* [What you are asked to do]:
Say how many lines in the entries below have the word "true" in them, giving only the number.

* [Study material]:
-- Opening Marker --

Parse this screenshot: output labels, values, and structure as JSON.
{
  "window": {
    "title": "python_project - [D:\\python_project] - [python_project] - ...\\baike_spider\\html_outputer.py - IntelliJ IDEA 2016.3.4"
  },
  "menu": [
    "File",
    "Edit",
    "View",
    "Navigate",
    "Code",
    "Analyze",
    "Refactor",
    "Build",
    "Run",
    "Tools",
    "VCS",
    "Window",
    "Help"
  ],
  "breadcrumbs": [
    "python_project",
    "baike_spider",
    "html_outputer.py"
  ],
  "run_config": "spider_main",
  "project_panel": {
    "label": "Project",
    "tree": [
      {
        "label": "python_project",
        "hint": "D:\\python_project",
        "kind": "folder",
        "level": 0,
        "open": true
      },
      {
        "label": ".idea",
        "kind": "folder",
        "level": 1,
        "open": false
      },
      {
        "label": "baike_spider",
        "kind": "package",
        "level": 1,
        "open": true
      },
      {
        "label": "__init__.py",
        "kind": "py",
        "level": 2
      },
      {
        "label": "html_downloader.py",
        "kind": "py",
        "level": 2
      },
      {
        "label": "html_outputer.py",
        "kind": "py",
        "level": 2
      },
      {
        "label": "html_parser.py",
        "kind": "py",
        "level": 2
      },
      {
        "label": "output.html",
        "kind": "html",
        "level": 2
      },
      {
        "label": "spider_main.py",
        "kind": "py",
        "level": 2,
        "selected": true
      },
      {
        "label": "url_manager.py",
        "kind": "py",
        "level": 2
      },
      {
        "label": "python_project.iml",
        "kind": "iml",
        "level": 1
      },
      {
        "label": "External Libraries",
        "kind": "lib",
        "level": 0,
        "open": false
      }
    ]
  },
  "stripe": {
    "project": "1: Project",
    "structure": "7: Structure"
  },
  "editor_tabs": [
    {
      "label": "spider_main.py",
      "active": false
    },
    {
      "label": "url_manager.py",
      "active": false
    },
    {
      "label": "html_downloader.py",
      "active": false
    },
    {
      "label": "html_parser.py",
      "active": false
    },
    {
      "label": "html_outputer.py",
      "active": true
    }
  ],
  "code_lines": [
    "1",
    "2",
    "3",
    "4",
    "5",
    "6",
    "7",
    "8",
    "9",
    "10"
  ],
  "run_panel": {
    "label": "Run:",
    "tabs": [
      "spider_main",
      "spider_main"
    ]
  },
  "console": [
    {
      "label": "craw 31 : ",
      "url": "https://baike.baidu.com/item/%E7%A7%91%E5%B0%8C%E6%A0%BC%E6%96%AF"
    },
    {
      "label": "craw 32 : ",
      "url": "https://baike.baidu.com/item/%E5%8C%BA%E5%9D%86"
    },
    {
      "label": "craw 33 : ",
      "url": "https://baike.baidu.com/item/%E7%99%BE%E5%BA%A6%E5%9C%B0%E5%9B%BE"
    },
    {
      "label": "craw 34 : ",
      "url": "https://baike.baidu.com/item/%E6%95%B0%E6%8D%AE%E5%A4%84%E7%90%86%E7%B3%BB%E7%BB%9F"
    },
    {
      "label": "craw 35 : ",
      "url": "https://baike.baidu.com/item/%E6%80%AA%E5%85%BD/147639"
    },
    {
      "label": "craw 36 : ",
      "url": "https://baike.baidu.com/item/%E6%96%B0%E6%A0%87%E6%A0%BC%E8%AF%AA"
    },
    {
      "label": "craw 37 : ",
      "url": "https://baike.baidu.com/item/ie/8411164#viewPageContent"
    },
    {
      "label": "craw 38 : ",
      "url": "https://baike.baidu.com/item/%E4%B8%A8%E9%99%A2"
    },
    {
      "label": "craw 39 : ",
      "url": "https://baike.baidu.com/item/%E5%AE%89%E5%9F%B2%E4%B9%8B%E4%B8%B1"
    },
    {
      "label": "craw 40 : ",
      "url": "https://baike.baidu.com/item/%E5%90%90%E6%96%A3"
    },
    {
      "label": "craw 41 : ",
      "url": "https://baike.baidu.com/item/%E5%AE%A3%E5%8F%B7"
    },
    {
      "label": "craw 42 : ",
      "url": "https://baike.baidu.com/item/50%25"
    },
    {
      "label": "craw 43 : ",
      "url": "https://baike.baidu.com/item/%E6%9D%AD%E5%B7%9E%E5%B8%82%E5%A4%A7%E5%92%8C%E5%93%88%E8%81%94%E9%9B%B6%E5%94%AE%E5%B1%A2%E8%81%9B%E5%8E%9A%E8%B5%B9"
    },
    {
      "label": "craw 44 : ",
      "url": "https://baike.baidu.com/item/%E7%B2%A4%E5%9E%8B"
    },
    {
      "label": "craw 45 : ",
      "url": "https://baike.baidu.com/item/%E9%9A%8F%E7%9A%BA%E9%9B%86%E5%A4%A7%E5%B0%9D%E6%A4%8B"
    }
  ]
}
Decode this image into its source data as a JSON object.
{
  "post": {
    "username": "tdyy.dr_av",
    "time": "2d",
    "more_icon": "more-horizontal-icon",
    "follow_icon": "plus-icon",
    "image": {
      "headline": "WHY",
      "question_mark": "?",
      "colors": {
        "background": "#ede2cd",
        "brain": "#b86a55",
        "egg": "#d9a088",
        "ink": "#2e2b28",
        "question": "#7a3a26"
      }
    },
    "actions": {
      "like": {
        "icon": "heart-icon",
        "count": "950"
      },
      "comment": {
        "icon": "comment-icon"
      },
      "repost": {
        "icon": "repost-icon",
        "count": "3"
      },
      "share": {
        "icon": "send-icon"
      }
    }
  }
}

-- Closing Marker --

* [Result]:
4